Royals fans doling out polite applause to players from their divisional rivals. Classy.
They are now doing backflips over Billy Butler. He seems overwhelmed.
@Pete Jacklin He was upset that he didn't get the start, not so much that Cain got it.
Former Royals Melky Cabrera and Carlos Beltran get loud ovations.
Cano is introduced; the boos rain down. He smiles and takes it in stride.
The Canadian and US National Anthems are being played, slowly.
George Brett throws out the ceremonial first pitch to Billy Butler. A strike.
The American League takes the field. Justin Verlander will face Gonzalez, Cabrera and Braun in the top of the 1st.
@Ryan Not a big deal. Fans felt slighted so they're going to boo. That's baseball.
The first pitch is a 97mph fastball down the heart of the plate for a strike. We're finally underway!
Carlos Gonzalez strikes out swinging on a nasty Verlander curveball in the dirt. With one out, former Royal Melky Cabrera will bat.

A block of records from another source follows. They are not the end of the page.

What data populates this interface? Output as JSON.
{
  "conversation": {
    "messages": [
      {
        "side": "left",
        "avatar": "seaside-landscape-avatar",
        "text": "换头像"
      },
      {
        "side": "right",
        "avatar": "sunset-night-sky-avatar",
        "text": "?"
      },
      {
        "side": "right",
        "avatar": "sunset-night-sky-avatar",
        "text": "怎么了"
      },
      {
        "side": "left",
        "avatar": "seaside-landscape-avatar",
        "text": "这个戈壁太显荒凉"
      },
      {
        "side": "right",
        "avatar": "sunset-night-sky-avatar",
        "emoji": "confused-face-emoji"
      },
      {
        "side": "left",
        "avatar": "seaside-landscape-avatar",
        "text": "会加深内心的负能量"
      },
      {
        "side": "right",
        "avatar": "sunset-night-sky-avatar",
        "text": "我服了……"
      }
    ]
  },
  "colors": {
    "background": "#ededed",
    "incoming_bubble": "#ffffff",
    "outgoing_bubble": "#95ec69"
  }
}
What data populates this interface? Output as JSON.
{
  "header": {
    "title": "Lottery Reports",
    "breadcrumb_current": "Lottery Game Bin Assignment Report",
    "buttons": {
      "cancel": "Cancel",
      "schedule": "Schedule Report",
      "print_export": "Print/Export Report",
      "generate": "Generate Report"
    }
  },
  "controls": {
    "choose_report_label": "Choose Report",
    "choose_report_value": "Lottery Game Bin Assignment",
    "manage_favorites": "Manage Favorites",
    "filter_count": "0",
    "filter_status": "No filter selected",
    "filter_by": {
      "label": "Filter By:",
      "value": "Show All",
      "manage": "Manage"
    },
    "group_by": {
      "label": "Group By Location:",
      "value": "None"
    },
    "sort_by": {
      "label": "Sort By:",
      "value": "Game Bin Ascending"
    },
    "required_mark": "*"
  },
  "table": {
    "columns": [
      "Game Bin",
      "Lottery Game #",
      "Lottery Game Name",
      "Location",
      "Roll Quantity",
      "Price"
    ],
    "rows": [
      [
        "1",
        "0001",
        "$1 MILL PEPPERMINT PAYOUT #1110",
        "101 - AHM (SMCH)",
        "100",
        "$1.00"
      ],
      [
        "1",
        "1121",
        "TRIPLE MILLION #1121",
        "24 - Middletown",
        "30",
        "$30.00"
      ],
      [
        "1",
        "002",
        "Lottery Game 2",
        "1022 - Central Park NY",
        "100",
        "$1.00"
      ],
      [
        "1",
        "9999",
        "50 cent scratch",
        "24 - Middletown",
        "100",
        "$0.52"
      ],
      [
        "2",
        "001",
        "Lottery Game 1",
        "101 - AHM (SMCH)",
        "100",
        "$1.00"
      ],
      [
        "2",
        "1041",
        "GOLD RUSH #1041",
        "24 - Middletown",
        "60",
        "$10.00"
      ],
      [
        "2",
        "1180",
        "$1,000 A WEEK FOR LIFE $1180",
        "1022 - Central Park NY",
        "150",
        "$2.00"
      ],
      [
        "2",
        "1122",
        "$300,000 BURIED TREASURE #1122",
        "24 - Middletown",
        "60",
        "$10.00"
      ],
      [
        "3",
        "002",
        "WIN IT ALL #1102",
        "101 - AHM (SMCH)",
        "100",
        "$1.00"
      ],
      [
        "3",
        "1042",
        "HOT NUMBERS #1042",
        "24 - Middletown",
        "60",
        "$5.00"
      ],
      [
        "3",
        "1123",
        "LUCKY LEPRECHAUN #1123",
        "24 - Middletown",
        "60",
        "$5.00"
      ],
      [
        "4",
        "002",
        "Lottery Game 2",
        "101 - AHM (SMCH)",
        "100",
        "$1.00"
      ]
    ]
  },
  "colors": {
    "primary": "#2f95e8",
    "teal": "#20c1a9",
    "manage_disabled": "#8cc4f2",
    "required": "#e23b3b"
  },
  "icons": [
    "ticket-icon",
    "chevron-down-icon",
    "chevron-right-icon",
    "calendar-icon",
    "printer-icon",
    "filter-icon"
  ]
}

Cabrera swings at the first pitch and dumps a single into LF. With one on and one out, reigning NL MVP Ryan Braun will come to the plate.
Braun hits a deep drive the other way that lands at the base of the wall in RF. Melky Cabrera scores on the double to give the National League a 1-0 lead.
That's Braun's first hit in 8 All-Star at-bats. With one on and one out, Joey Votto will bat.